Emulsion-formulation of microbial herbicides.
Development of microbial herbicides is constrained by unreliability in the field where
conditions are often sub-optimal for infection. Crucially, sufficient moisture, often dew, is required
to establish infection. Two model systems, Colletotrichum dematium (Pers. ex Fr. ) Grove on
Chenopodium album L. and Mycocentrospora acerina (Hartig) Deighton on Viola arvensis Murr.,
have been investigated and formulation requirements for each system identified, principally to
reduce the dew period necessary for infection.
Effects of adjuvants (surfactants, stickers and humectants) on spore germination and
appressorium formation were investigated in vitro. Few were toxic and then, principally, at high
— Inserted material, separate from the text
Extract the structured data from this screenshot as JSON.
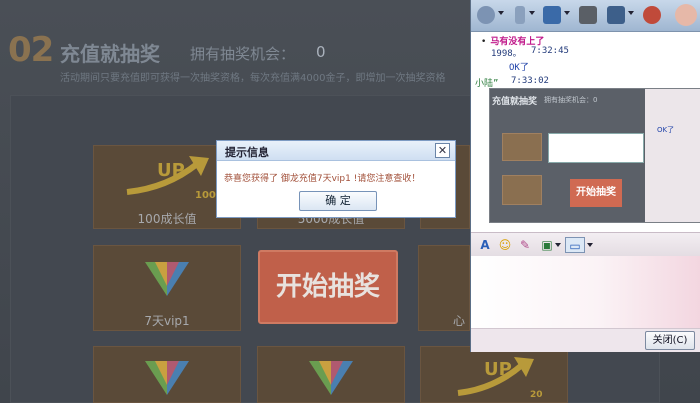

concentration. The surfactants Tween 40,60 and 80 were compatible with both pathogens.
Similarly, the stickers acacia, ghatti, guar, karaya, locust bean and xanthan gums and low viscosity
alginic acid were all non-toxic as was the humectant glycerol. Each pathogen reacted differently
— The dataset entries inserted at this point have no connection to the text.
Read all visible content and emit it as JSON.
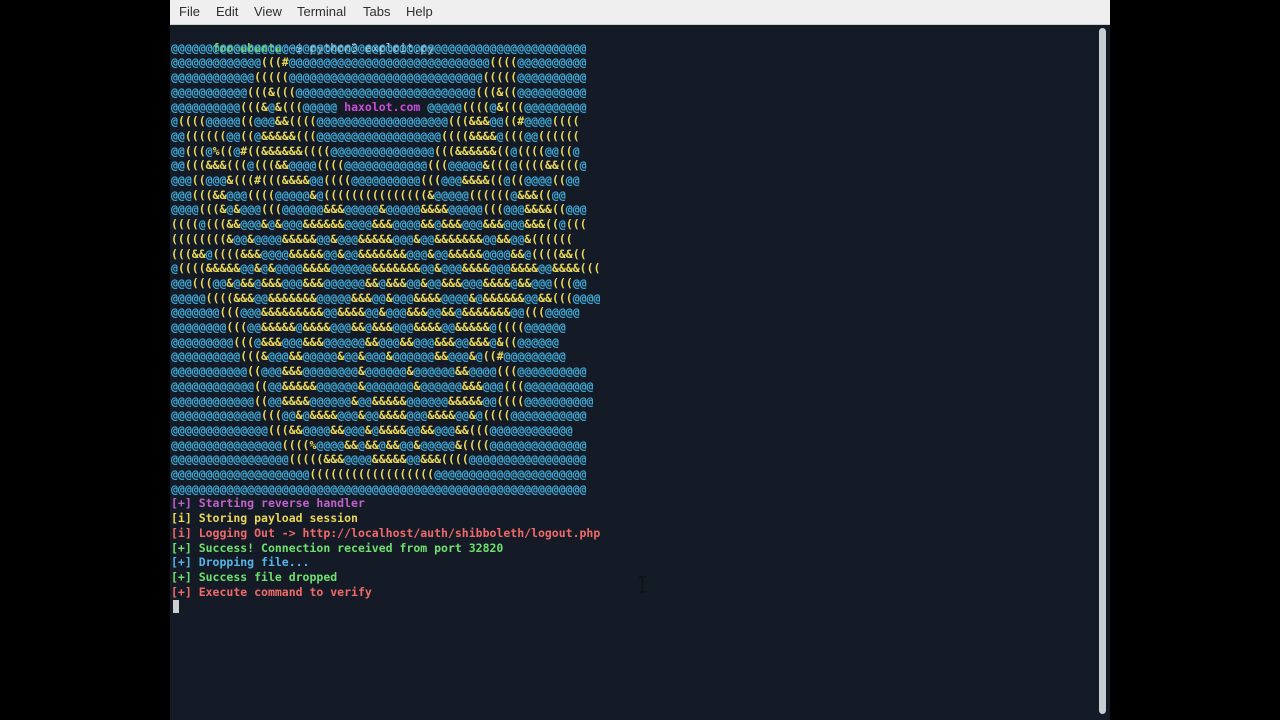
{
  "menu": [
    "File",
    "Edit",
    "View",
    "Terminal",
    "Tabs",
    "Help"
  ],
  "colors": {
    "background": "#151b26",
    "prompt_user": "#8ae234",
    "prompt_path": "#729fcf",
    "ascii_blue": "#3fa9d5",
    "ascii_yellow": "#e9d85a",
    "ascii_magenta": "#c750d6",
    "magenta_text": "#c061cb",
    "yellow_text": "#e9d65a",
    "salmon_text": "#f06a6a",
    "green_text": "#6ee06e",
    "blue_text": "#55b4ea",
    "bracket_text": "#d8d8d8"
  },
  "prompt": {
    "user_host": "foo@ubuntu",
    "path": ":~",
    "symbol": "$",
    "command": " python3 exploit.py"
  },
  "banner_text": "haxolot.com",
  "ascii_art": [
    "@@@@@@@@@@@@@@@@@@@@@@@@@@@@@@@@@@@@@@@@@@@@@@@@@@@@@@@@@@@@",
    "@@@@@@@@@@@@@(((#@@@@@@@@@@@@@@@@@@@@@@@@@@@@@((((@@@@@@@@@@",
    "@@@@@@@@@@@@(((((@@@@@@@@@@@@@@@@@@@@@@@@@@@@(((((@@@@@@@@@@",
    "@@@@@@@@@@@(((&(((@@@@@@@@@@@@@@@@@@@@@@@@@@(((&((@@@@@@@@@@",
    "@@@@@@@@@@(((&@&(((@@@@@ haxolot.com @@@@@((((@&(((@@@@@@@@@",
    "@((((@@@@@((@@@&&((((@@@@@@@@@@@@@@@@@@@(((&&&@@((#@@@@((((",
    "@@((((((@@((@&&&&&(((@@@@@@@@@@@@@@@@@@((((&&&&@(((@@((((((",
    "@@(((@%((@#((&&&&&&((((@@@@@@@@@@@@@@@(((&&&&&&((@((((@@((@",
    "@@(((&&&(((@(((&&@@@@((((@@@@@@@@@@@@(((@@@@@&(((@((((&&(((@",
    "@@@((@@@&(((#(((&&&&@@((((@@@@@@@@@@(((@@@&&&&((@((@@@@((@@",
    "@@@(((&&@@@((((@@@@@&@(((((((((((((((&@@@@@((((((@&&&((@@",
    "@@@@(((&@&@@@(((@@@@@@&&&@@@@@&@@@@@&&&&@@@@@(((@@@&&&&((@@@",
    "((((@(((&&@@@&@&@@@&&&&&&@@@@&&&@@@@&&@&&&@@@&&&@@@&&&((@(((",
    "((((((((&@@&@@@@&&&&&@@&@@@&&&&&@@@&@@&&&&&&&@@&&@@&((((((",
    "(((&&@((((&&&@@@@&&&&&@@&@@&&&&&&&@@@&@@&&&&&@@@@&&@((((&&((",
    "@((((&&&&&@@&@&@@@@&&&&@@@@@@&&&&&&&@@&@@@&&&&@@@&&&&@@&&&&(((",
    "@@@(((@@&@&&@&&&@@@&&&@@@@@@&&@&&&@@&@@&&&@@@&&&&@&&@@@(((@@",
    "@@@@@((((&&&@@&&&&&&&@@@@@&&&@@&@@@&&&&@@@@&@&&&&&&@@&&(((@@@@",
    "@@@@@@@(((@@@&&&&&&&&&@@&&&&@@&@@@&&&@@&&@&&&&&&&@@(((@@@@@",
    "@@@@@@@@(((@@&&&&&@&&&&@@@&&@&&&@@@&&&&@@&&&&&@((((@@@@@@",
    "@@@@@@@@@(((@&&&@@@&&&@@@@@@&&@@@&&@@@&&&@@&&&@&((@@@@@@",
    "@@@@@@@@@@(((&@@@&&@@@@@&@@&@@@&@@@@@@&&@@@&@((#@@@@@@@@@",
    "@@@@@@@@@@@((@@@&&&@@@@@@@@&@@@@@@&@@@@@@&&@@@@(((@@@@@@@@@@",
    "@@@@@@@@@@@@((@@&&&&&@@@@@@&@@@@@@@&@@@@@@&&&@@@(((@@@@@@@@@@",
    "@@@@@@@@@@@@((@@&&&&@@@@@@&@@&&&&&@@@@@@&&&&&@@((((@@@@@@@@@@",
    "@@@@@@@@@@@@@(((@@&@&&&&@@@&@@&&&&@@@&&&&@@&@((((@@@@@@@@@@@",
    "@@@@@@@@@@@@@@(((&&@@@@&&@@@&@&&&&@@&&@@@&&(((@@@@@@@@@@@@",
    "@@@@@@@@@@@@@@@@((((%@@@@&&@&&@&&@@&@@@@@&((((@@@@@@@@@@@@@@",
    "@@@@@@@@@@@@@@@@@(((((&&&@@@@&&&&&@@&&&((((@@@@@@@@@@@@@@@@@",
    "@@@@@@@@@@@@@@@@@@@@((((((((((((((((((@@@@@@@@@@@@@@@@@@@@@@",
    "@@@@@@@@@@@@@@@@@@@@@@@@@@@@@@@@@@@@@@@@@@@@@@@@@@@@@@@@@@@@"
  ],
  "output": [
    {
      "tag": "[+]",
      "text": " Starting reverse handler",
      "color": "magenta_text"
    },
    {
      "tag": "[i]",
      "text": " Storing payload session",
      "color": "yellow_text"
    },
    {
      "tag": "[i]",
      "text": " Logging Out -> http://localhost/auth/shibboleth/logout.php",
      "color": "salmon_text"
    },
    {
      "tag": "[+]",
      "text": " Success! Connection received from port 32820",
      "color": "green_text"
    },
    {
      "tag": "[+]",
      "text": " Dropping file...",
      "color": "blue_text"
    },
    {
      "tag": "[+]",
      "text": " Success file dropped",
      "color": "green_text"
    },
    {
      "tag": "[+]",
      "text": " Execute command to verify",
      "color": "salmon_text"
    }
  ]
}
to the adjuvants and any potential microbial herbicide will need individual matching of adjuvants
to give an effective formulation.
A working formulation (rapeseed oil-in-water (1: 10 v/v) emulsion using 0.1 % v/v Tween
40 as the emulsifier) was found to reduce the dew period requirement of M. acerina from 36 to
18 hours. The formulation protected spores from desiccation for 24 hours after application, or for
16 hours following a sub-optimum dew period occurring immediately after application.
Scanning electron microscopy showed that the applied spores, and the developing
mycelium, were immersed in the oil deposit. Transmission electron microscopy of sections through
formulation deposits on the leaf revealed that some inversion of the emulsion, to form a water-inoil
deposit, had occurred, suggesting a mechanism of protection against desiccation. The oil phase
infiltrated the cortical intercellular spaces only when the leaf was infected. This intercellular oil
contained more water than that on the leaf surface.
Emulsion-formulation applied to run-off with an 'air brush', consistently gave significantly
better weed control under sub-optimal dew conditions than a formulation of surfactant only. When
applied with a conventional hydraulic nozzle at 400 1 ha" the emulsion was only occasionally
superior to the surfactant alone. Such interactions require further in-depth investigation.
The importance of correct inoculum placement for maximum effectiveness, independent
of formulation type, was highlighted. Unless all meristems are killed, survivors quickly grow,
despite the death of neighbouring leaves and petioles, and the weed suffers merely a growth check.
Formulation as emulsion improved diseasee stablishmenta nd diseasee xpressioni n the
target weedo nly in somec ircumstancesF. urther researchin to spraya pplicationm ethodsa ndt heir
interactions with formulation, host and environment is clearly necessary